→ EXERCISE AIM:
Wherever the listing has a line with the string "работу", copy that line out.

→ DATA FOR THE TASK:
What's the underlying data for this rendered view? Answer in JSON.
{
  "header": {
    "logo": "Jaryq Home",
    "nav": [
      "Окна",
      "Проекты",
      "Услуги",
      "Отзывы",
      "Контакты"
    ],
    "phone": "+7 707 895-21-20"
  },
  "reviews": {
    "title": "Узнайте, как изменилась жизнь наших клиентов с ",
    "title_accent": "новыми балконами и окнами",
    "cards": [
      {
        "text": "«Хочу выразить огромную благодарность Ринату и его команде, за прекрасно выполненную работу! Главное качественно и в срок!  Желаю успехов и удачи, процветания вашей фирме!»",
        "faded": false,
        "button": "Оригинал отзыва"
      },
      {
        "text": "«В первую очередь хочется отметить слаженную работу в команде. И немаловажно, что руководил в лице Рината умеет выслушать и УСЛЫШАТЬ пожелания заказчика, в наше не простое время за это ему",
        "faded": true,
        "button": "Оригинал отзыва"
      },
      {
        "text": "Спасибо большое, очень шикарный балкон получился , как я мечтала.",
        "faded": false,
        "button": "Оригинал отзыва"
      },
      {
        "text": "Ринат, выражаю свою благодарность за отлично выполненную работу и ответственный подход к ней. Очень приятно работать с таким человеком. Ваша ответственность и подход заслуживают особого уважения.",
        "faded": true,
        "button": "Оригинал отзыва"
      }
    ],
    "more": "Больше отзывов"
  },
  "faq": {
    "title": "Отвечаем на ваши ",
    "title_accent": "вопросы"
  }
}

→ YOUR RESPONSE:
        "text": "«Хочу выразить огромную благодарность Ринату и его команде, за прекрасно выполненную работу! Главное качественно и в срок!  Желаю успехов и удачи, процветания вашей фирме!»",
        "text": "«В первую очередь хочется отметить слаженную работу в команде. И немаловажно, что руководил в лице Рината умеет выслушать и УСЛЫШАТЬ пожелания заказчика, в наше не простое время за это ему",
        "text": "Ринат, выражаю свою благодарность за отлично выполненную работу и ответственный подход к ней. Очень приятно работать с таким человеком. Ваша ответственность и подход заслуживают особого уважения.",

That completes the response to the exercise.